The officers, Randy Lozoya and John Tennis, justified lethal force by saying they feared for their lives and the safety of the community. Both no longer work for SPD. 

The officers fired 18 shots at Mann, hitting him 14 times at close range. Investigations by the Sacramento Police Department and Sacramento County District Attorney concluded that the officers acted lawfully in the shooting.

Before the Mann shooting, Tennis had his service weapon returned to him by a judge at the request of then-SPD chief Sam Somers Jr., civil rights attorney John Burris of Oakland learned. Tennis’ gun issue concerned a domestic violence case in El Dorado County. 

“There’s no evidence that says he (Mann) had a gun.
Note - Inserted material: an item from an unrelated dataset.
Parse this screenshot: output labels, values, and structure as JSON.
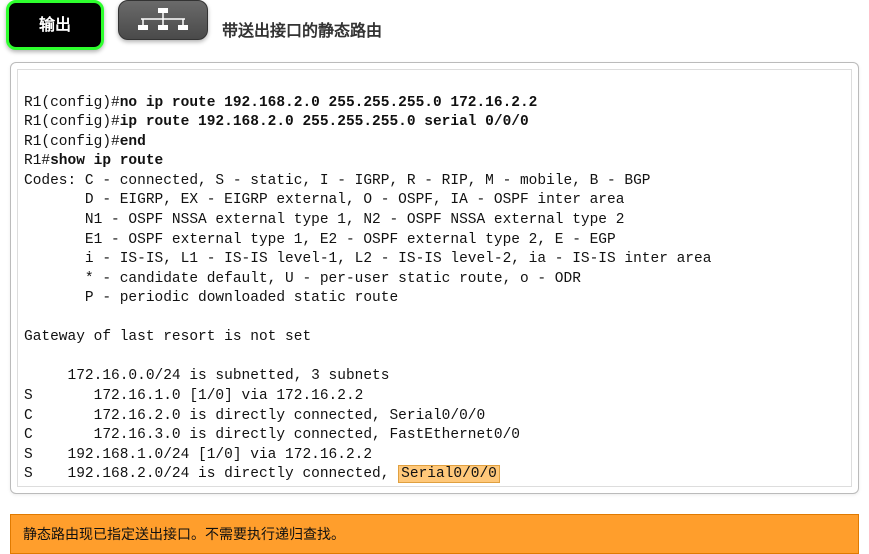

One can easily say that this was an execution because they were not attacked,” Burris told The OBSERVER in August 2016. “The officers created a confrontation and shot their way out of it.”

About three years later, Sacramento County D.A. Anne Marie Schubert decided not to file charges against SPD officers Terrence Mercadal and Jared Robinet in Clark’s shooting.

Two days after Schubert’s 90-minute explanation for deciding not to prosecute Mercadal and Robinet, then-Attorney General Xavier Becerra announced no charges would be filed against the two cops who confronted Clark after receiving a call for suspected vandalism.

“Our investigation has concluded that no criminal charges against the officers involved in the shooting can be sustained,” Becerra said in a news conference March 5, 2019. “Our investigation can’t change what has happened, but we can make every effort to deliver a fair, thorough and impartial review, which we promised this community when we took on this investigation.”

U.S. Attorney McGregor W. Scott and FBI Special Agent Sean Regan met with Ms. Clark in September 2019 to tell her they did not find evidence to support federal criminal civil rights charges against Mercadal and Robinet.

Stephon Clark’s older brother Stevante Clark said it was “failed justice” when the county, state, and federal prosecutors closed their investigations. He, too, expects Bonta to consider reopening the case.

“They were exonorated for murder,” Stevante Clark said. “We’ve been failed on all levels. But I feel right now that this guy (Rob Bonta) does something when it comes to accountability. This law (AB 1506) passed is good. That’s great. We always said that slow progress is always better than no progress. But we want to see if he’ll actually open the case of Stephon Clark.”

Sequette Clark said Becerra and Scott conducted an “examination” of the case, not an actual investigation.

“They basically just spelled-checked the D.A.’s and police department’s investigations,” Ms. Clark said. “We didn’t get separate investigations. The state attorney general and the U.S. attorney never do their own investigations. They go solely off the initial investigations.”

Bonta, appointed by Gov. Newsom when Becerra was named U.S. secretary of Health and Human Services under President Joe Biden’s administration, already has hinted that he could use AB 1506 to build trust between law enforcement and communities around the state. 

The California Department of Justice expects to review up to 40 police-related murder investigations each year. Bonta said the process would be “fair and impartial.”

“I would think that anybody in their right mind would want to address the issues for the people you now serve,” Ms. Clark said of Bonta. “Just like the Stephon Clark law (AB 392, which limits police officers’ use of deadly force), if it’s that bad enough that you have to create a law like AB 1506, then the investigation of the murder of my son applies, too.”